** Given information follows **

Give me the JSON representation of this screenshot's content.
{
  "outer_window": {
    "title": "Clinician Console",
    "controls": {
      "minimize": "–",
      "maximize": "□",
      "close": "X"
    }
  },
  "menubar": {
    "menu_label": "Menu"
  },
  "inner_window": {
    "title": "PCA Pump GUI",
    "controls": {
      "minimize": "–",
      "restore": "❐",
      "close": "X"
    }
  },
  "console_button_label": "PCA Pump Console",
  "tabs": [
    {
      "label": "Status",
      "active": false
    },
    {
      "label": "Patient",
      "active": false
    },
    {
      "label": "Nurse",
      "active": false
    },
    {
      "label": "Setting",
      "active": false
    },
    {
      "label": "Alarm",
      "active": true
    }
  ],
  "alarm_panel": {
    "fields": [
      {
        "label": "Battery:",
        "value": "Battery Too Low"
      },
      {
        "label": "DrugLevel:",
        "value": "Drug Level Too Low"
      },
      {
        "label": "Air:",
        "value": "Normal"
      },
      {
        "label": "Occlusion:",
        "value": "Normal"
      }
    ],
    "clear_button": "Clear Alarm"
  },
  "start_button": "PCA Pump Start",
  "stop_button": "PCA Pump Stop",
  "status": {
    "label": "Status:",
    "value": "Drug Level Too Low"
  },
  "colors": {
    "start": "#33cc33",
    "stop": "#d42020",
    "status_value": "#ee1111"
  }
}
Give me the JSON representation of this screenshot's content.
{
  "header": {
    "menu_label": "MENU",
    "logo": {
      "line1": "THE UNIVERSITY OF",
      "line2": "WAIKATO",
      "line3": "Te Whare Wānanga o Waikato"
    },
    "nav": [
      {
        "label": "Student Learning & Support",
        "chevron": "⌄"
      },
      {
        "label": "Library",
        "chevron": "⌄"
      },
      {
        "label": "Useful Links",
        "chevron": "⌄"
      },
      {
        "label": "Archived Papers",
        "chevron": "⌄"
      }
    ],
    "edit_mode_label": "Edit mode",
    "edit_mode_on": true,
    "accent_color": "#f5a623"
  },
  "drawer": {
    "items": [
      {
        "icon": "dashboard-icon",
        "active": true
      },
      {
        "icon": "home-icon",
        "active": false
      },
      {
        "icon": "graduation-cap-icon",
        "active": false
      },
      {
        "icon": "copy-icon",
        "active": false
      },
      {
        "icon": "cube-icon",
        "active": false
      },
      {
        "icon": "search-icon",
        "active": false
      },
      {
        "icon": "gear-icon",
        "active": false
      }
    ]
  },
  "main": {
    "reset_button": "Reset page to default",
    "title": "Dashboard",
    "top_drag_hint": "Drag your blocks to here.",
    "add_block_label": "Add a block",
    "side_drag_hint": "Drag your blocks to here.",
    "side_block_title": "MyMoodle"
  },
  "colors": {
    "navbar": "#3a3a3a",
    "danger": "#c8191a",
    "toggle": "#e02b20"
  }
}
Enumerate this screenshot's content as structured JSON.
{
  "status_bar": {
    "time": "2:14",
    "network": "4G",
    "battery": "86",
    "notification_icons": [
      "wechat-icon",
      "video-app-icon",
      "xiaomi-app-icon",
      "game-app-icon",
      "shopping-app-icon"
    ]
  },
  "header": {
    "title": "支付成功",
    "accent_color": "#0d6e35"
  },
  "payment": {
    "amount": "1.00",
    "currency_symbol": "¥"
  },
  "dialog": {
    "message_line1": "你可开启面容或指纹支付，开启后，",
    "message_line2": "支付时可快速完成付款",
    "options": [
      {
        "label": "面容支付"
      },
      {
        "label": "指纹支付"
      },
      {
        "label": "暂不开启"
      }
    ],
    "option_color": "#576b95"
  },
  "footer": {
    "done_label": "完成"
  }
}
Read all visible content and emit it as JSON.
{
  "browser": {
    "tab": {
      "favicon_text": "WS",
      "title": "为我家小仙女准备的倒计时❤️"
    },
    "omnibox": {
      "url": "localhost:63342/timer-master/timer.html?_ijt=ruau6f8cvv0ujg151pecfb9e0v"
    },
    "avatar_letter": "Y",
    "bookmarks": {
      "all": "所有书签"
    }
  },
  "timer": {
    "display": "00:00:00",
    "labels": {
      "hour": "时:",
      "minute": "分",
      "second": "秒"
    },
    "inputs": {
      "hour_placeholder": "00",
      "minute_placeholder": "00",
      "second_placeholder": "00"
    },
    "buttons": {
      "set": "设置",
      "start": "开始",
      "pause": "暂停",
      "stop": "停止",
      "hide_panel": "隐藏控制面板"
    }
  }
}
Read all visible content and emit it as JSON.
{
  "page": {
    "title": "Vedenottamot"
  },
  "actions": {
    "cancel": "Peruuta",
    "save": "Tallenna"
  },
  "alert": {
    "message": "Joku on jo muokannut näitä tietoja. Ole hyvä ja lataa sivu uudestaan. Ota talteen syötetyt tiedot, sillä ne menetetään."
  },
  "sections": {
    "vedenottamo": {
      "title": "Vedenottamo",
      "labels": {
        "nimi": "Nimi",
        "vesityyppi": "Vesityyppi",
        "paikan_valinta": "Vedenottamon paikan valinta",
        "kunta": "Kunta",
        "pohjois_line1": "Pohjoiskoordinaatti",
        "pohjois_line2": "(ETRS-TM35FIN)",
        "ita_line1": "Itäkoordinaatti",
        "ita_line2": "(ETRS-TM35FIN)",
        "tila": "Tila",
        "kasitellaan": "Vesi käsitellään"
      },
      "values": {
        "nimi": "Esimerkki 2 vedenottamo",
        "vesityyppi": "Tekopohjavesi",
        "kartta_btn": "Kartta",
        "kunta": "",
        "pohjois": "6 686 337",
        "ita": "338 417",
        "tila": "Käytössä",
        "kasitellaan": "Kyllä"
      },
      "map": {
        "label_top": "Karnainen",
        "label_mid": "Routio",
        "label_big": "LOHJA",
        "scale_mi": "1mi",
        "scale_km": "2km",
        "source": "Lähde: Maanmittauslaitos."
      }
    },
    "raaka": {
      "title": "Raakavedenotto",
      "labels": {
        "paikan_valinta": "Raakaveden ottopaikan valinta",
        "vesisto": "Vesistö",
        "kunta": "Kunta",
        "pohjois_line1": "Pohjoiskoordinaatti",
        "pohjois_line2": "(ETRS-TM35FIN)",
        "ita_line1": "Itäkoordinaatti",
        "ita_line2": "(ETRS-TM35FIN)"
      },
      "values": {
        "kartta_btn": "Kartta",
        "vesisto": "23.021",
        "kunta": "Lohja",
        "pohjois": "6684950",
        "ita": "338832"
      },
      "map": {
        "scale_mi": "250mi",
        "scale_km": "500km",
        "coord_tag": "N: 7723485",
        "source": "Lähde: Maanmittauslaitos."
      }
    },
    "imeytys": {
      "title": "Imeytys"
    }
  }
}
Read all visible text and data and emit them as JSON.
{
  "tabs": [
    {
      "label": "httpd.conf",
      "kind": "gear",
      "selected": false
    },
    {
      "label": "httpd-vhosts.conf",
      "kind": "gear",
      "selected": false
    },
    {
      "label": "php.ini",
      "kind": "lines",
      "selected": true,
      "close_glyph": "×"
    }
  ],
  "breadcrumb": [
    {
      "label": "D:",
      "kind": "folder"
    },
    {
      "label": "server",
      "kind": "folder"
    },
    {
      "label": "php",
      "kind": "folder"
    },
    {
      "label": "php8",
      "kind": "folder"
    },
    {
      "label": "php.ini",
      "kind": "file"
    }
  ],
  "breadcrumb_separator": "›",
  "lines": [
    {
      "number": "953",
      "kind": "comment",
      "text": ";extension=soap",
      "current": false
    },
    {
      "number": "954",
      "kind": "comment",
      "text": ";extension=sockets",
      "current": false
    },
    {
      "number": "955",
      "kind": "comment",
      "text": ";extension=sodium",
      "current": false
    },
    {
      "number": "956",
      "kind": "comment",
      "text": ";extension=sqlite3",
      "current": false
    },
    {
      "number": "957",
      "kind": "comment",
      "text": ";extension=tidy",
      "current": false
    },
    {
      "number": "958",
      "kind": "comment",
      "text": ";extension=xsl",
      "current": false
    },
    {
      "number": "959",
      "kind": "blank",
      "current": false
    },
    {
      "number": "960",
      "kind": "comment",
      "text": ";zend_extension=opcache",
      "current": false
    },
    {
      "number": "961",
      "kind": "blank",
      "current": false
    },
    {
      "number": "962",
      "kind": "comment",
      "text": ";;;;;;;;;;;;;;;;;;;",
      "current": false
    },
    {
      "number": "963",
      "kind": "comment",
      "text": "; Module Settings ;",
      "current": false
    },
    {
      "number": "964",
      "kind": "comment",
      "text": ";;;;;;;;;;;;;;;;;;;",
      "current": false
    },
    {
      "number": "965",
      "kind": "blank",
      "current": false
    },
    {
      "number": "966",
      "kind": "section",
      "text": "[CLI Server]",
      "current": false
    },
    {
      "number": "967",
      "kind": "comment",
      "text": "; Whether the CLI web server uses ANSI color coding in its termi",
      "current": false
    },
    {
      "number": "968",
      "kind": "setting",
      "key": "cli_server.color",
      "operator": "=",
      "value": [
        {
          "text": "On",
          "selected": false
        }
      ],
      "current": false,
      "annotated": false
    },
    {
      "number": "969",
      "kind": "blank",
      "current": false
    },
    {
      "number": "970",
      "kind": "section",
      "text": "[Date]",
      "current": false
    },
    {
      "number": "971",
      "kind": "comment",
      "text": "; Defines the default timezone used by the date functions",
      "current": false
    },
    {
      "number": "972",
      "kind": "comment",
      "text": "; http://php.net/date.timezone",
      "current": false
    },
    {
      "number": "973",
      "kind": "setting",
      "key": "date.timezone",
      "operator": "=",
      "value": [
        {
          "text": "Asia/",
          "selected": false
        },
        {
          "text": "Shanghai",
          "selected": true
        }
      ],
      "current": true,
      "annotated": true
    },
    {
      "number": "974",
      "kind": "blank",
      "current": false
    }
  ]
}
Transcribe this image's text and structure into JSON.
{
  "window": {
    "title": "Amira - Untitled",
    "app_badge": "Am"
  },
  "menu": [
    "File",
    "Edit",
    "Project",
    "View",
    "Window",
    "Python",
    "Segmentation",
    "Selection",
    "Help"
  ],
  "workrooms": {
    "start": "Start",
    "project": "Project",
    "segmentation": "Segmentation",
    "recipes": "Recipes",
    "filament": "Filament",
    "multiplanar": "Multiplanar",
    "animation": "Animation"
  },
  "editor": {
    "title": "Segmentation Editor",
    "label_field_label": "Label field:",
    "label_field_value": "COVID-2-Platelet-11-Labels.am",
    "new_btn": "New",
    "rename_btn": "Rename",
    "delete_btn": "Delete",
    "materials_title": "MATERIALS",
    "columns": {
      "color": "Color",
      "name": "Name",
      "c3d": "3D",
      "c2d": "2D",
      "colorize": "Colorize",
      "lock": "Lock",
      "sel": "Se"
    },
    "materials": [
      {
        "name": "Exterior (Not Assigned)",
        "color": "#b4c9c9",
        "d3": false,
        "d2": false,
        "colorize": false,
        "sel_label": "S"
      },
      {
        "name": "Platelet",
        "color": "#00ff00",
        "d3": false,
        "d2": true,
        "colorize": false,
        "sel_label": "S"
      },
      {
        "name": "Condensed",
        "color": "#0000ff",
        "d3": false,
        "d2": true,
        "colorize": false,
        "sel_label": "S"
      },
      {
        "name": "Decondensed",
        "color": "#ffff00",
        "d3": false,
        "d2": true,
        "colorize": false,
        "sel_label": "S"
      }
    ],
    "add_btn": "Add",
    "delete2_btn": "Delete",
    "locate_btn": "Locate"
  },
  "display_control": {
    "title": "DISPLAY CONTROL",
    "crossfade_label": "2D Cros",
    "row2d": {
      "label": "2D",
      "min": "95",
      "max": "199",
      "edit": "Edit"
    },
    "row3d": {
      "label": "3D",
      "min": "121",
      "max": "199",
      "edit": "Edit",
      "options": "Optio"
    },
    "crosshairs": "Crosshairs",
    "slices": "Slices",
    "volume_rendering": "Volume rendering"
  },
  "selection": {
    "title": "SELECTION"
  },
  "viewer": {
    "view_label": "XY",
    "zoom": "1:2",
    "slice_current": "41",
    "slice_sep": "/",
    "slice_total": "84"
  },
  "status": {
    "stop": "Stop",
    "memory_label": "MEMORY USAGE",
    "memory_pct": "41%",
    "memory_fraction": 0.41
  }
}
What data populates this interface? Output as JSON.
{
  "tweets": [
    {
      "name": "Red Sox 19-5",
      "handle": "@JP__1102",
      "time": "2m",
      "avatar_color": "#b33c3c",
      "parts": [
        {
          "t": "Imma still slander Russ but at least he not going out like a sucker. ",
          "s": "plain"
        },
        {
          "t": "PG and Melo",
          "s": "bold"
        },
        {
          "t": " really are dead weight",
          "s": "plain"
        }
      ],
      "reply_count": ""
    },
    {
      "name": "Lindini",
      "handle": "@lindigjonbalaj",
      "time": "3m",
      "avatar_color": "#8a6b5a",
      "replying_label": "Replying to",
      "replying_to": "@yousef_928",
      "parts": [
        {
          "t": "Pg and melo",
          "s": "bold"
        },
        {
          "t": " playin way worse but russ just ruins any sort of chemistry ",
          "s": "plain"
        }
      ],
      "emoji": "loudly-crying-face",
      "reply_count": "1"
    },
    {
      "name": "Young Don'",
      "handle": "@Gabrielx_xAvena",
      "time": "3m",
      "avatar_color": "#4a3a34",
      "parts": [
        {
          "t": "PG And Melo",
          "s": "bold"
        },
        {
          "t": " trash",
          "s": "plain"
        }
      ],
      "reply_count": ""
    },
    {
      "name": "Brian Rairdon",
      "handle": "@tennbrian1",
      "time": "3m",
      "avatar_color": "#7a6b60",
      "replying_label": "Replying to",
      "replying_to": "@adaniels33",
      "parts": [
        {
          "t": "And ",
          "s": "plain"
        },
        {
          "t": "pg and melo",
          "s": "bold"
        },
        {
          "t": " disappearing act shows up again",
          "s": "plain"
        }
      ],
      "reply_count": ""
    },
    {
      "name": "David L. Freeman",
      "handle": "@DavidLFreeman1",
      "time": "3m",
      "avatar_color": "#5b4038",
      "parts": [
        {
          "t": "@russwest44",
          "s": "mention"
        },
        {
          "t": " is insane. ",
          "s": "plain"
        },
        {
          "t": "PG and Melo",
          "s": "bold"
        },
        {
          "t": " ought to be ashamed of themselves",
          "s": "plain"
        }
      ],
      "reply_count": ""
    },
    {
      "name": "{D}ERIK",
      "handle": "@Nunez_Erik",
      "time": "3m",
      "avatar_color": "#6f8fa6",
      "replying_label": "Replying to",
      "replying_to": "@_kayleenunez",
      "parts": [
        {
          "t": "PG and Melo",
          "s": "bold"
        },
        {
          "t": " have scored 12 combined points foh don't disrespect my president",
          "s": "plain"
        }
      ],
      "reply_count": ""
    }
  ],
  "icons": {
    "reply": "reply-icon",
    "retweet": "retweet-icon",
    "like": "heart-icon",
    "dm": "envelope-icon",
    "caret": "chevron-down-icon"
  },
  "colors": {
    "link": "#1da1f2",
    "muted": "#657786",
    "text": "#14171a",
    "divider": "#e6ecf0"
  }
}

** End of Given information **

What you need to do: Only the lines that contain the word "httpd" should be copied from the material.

The answer:
      "label": "httpd.conf",
      "label": "httpd-vhosts.conf",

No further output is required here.